WHEN THEY WERE YOUNGER
we had different ways of saying good-bye in the morning; I had different things I would say when I was dropping them off at school. Sometimes it was, Make a lot of juicy mistakes today! I'm a huge fan of making mistakes. I mean, you've got to, you'll never get better at anything if you don't.
Somehow, oddly, Don't kick any penguins! was my launch phrase for a while. For us it meant, be nice to everyone. Although, who would be mean to a penguin in the first place? It should probably have been, Don't squish any ants! But they got the point: be nice to everyone, no exceptions.
Now when Coco and I approach her school in the morning (Sadly, I don't have the honor of driving Nate to his classes in Bozeman or of dropping Sam off at his dining hall in Tahoe) we talk about modes of egress. We talk about windows and doors. We talk about the folly of hiding under a desk from a person with a semi-automatic rife. We speak the language of Get the hell out of there as fast as you can. And I will tell you that it breaks my heart. It breaks my heart that there is a kernel of truth in our belief that she may need to use the advice I give her one day. That my 13-year-old daughter, ripening into teenagerhood before my very eyes, in that funny space between kid and not-kid, could one day go to the very institution designed for her health, well-being, safety, growth, exploration; the place where she is supposed to feel safe enough to fail, smart enough to succeed and content enough to thrive, is now a place where she might be murdered.
I hope that all of the hearts that are breaking in our land because of this truth band together and rise up against the criminal mentality that has allowed this to become our new reality. In other words, I hope that we Americans do what we do best: get in some faces, make a lot of noise, be relentless and obnoxious and angry. I hope the heartbreak and anger are sustained long enough so that things change and we can get back to Don't kick any penguins very soon.
SOME OF YOU MAY HAVE NOTICED
that I am now the news editor of the Charlotte News, back with the paper I wrote and photographed and edited for ten years ago. The cycles of life? Who knows.
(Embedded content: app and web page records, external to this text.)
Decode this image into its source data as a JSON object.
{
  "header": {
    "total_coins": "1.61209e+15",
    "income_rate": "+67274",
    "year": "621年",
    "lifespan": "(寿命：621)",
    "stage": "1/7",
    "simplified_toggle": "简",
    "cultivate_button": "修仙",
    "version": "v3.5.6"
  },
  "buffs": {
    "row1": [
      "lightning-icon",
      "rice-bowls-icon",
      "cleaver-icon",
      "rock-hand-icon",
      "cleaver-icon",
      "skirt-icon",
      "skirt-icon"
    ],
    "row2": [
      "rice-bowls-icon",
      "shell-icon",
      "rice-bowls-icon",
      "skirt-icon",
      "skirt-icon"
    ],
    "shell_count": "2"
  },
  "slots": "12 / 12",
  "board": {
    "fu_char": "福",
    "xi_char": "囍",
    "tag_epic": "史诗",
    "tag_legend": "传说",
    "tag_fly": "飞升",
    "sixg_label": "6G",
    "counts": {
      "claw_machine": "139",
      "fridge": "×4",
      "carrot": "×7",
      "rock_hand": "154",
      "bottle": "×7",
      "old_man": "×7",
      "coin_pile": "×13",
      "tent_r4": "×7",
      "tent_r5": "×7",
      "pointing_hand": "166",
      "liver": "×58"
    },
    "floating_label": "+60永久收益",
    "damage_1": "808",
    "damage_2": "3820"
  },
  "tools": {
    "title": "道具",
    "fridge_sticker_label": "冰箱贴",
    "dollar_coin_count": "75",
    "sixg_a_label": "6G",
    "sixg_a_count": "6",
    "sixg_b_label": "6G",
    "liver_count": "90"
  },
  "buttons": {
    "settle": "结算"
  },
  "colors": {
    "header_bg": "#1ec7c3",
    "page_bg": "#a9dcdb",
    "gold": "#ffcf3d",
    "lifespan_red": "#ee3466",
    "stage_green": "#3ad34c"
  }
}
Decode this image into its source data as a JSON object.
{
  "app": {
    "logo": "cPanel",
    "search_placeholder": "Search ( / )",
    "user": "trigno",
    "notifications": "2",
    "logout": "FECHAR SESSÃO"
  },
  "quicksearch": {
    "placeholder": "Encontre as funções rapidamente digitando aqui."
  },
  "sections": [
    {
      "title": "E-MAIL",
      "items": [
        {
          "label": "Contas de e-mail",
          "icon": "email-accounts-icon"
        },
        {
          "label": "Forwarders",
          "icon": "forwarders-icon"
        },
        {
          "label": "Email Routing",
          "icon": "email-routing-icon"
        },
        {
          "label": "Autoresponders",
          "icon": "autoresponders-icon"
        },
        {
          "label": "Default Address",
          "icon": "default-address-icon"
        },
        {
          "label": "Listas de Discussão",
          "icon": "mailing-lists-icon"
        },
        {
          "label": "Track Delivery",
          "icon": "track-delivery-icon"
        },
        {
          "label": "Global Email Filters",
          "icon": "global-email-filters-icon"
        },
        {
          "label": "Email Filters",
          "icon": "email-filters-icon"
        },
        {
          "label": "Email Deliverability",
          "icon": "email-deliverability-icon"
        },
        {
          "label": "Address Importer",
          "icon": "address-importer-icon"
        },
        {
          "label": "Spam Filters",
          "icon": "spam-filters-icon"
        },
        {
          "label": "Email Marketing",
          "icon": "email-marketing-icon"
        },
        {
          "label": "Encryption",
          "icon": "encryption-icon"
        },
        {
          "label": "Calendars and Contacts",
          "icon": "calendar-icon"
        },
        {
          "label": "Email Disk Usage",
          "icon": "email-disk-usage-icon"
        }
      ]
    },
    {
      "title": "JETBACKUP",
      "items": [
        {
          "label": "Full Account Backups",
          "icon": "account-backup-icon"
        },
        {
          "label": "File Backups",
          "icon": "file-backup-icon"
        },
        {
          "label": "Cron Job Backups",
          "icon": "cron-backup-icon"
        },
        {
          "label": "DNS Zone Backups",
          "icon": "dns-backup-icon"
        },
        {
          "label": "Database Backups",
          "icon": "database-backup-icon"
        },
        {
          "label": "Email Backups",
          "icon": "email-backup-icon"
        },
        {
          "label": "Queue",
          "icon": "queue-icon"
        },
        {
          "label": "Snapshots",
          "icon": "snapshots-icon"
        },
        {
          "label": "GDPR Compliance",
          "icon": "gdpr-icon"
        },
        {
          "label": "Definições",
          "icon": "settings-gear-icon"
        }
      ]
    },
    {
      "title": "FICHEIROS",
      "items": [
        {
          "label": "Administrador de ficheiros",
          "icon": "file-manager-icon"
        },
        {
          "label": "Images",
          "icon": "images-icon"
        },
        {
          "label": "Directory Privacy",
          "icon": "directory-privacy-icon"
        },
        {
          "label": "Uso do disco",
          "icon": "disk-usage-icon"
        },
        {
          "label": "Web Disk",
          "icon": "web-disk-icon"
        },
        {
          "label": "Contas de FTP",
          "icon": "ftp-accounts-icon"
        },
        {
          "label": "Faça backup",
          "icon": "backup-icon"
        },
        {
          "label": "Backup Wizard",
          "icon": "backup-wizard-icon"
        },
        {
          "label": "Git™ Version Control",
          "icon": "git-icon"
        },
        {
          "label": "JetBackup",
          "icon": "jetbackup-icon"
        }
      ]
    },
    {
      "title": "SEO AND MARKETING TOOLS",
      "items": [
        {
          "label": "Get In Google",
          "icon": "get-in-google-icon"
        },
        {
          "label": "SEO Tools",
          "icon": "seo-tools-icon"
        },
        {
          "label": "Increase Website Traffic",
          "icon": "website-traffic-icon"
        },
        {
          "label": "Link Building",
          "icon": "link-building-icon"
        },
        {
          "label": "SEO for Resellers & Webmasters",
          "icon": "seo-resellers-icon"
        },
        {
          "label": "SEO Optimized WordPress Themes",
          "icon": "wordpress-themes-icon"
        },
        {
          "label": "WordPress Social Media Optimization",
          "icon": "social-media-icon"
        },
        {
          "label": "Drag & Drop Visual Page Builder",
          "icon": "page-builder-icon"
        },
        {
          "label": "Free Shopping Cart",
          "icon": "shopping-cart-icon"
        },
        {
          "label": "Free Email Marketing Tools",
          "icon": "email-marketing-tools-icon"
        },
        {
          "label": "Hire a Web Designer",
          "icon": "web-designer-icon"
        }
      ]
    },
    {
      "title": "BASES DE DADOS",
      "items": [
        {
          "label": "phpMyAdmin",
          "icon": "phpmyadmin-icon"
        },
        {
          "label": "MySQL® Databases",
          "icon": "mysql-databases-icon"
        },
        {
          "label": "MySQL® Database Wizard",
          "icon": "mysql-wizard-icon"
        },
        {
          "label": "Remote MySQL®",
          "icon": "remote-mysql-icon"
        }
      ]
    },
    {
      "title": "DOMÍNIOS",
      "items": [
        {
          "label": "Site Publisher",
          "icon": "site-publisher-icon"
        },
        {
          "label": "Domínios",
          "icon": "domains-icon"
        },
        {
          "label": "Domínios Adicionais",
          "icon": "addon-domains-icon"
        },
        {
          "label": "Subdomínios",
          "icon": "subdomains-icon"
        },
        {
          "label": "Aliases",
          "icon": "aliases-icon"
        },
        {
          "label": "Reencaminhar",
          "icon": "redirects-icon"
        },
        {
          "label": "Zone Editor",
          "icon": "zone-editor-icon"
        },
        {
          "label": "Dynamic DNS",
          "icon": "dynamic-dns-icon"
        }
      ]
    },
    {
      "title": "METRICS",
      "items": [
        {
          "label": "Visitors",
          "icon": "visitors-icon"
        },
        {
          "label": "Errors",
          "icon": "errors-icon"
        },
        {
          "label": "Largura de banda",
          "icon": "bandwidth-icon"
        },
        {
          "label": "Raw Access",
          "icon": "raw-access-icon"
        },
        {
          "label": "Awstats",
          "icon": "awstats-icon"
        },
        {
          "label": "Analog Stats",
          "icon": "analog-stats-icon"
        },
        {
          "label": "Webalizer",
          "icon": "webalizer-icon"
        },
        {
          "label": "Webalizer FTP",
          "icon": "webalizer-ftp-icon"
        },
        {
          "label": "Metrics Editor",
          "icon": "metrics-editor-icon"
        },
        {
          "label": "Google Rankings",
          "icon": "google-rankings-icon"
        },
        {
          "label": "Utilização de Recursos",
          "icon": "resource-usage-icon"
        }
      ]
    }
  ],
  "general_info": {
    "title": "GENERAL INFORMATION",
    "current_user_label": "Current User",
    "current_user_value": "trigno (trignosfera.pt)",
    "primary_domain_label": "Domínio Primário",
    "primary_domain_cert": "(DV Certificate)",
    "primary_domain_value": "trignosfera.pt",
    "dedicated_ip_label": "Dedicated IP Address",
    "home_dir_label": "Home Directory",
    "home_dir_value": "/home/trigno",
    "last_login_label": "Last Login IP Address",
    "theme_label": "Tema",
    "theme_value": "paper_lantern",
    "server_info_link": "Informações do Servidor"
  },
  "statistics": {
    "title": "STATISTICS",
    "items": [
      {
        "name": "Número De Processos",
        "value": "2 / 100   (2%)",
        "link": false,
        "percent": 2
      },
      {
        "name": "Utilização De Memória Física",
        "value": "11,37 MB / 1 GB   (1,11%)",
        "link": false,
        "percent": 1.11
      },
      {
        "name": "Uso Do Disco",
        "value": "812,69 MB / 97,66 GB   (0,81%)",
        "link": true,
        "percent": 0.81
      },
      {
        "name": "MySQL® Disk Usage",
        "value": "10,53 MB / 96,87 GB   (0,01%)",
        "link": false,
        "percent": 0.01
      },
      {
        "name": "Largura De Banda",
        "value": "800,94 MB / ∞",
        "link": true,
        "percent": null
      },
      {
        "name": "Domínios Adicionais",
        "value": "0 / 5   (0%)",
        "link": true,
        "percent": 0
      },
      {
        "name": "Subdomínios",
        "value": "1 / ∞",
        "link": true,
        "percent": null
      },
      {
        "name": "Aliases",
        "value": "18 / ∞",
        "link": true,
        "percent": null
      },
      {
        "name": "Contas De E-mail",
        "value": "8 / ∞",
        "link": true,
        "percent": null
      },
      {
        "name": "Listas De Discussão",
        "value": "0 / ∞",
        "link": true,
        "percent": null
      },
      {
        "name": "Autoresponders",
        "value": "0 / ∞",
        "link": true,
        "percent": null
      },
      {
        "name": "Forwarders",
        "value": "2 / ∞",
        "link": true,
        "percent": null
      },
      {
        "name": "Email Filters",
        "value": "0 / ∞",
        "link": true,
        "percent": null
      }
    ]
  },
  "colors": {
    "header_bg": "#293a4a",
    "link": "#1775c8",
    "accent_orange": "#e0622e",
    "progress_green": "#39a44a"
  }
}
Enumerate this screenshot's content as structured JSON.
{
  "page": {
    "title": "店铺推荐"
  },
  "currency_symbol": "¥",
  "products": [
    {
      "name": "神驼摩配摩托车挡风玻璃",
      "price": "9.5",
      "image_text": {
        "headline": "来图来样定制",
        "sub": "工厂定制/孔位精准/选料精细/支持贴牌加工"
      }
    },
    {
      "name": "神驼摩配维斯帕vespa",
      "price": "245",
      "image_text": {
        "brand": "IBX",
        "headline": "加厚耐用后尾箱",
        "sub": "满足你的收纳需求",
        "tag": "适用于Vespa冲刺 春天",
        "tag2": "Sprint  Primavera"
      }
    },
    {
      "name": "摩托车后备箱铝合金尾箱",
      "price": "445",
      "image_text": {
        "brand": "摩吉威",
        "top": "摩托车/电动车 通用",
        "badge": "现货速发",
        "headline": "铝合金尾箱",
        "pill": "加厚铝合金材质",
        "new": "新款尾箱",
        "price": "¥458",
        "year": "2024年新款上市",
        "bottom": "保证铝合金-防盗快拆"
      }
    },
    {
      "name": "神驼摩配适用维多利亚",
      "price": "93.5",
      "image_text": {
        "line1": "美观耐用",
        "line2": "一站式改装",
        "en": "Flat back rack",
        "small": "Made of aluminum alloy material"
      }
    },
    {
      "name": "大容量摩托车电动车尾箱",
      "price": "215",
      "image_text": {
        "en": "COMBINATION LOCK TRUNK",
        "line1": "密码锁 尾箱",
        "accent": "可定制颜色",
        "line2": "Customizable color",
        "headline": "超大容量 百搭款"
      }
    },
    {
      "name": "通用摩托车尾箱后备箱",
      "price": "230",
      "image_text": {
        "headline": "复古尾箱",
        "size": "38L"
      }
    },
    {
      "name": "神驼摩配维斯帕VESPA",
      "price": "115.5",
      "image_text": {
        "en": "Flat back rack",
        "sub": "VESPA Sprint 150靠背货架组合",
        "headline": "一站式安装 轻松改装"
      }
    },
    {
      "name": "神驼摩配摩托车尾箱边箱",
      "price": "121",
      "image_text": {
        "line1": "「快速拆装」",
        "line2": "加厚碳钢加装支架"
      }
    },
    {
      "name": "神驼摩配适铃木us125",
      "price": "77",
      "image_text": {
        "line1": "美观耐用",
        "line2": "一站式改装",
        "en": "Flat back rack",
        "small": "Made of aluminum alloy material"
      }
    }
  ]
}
I will tell you this: when the opportunity came up I was delighted and then I was unsure, so I shared my thoughts with the board about the position of editor. And then we did this great thing, we had an on-going conversation about what works for everyone, keeping the best interest of the paper and those working on it in mind. We loosened our grip on how it had been done and imagined how it could be done and came to a place that we think will work for everyone. How great is that? To acknowledge the need for change and then to act upon it? For a 60-year-old institution, that's no easy ballgame.
What does this mean for me? I get to write! And I get to get other writers to write! I get to encourage kids and grown-up to write and to take pictures.
I get to play a role in the strengthening of the bonds of community in a little place called Charlotte, Vermont by care-taking the non-profit newspaper that has been read by its denizens since 1958. Lucky, lucky, lucky, I am the luckiest gal I know.
And yes, I am still a pastor and a hospice chaplain. I feel the sands of time speeding up, I feel I have no choice. There is so much work to be done.
SHE WAS KNITTING
while she told me about her sheep and her felting and growing up in the very same town in Alaska where my sister lives now. At first it was a little jarring, how she could look at me and talk and knit at the same time and then it became soothing, mesmerizing. She talked about her mother and her dad and their life in Alaska. She talked about her cancer and the way life is as she cares for her mother in the last stage of her life.
And I found myself sitting there thinking, as I so often do, I cannot believe that 15 minutes ago these people were strangers and now I am sitting in a rocking chair in their living room hearing the stories of their lives.
Her husband made me tea. The caretaker brought her mother out to join us. I sat with her while she ate lunch. She can't converse, so we just held hands and looked into each other's eyes.
I could tell you, again, that I am the luckiest girl I know, but then you might think that I'm arrogant. But I want you to know something, beloved reader: it is in our stories where we will find our humanity. And you and I both know that our humanity is seeping from us, bit by bit. The more we give ourselves over to the madness of this world and the nothingness of social media, the less we are human. The story I bring directly to you, from my heart, my experience, through my lips, my hands, my eyes, that is the story you want to know. And you want the same from everyone else, too.
Authentic human experience. Whether it comes from the stories in a hometown newspaper, an afternoon spent talking about dying with someone who is caring for someone who is dying, or in a house of worship on a Sunday morning, I will spend all of my days seeking this, an explorer in an increasingly strange and foreign land. I hope that they say this about me when I am dead: she was a good storyteller; she cared about people.
I hope for this very same thing for you, too. Amen.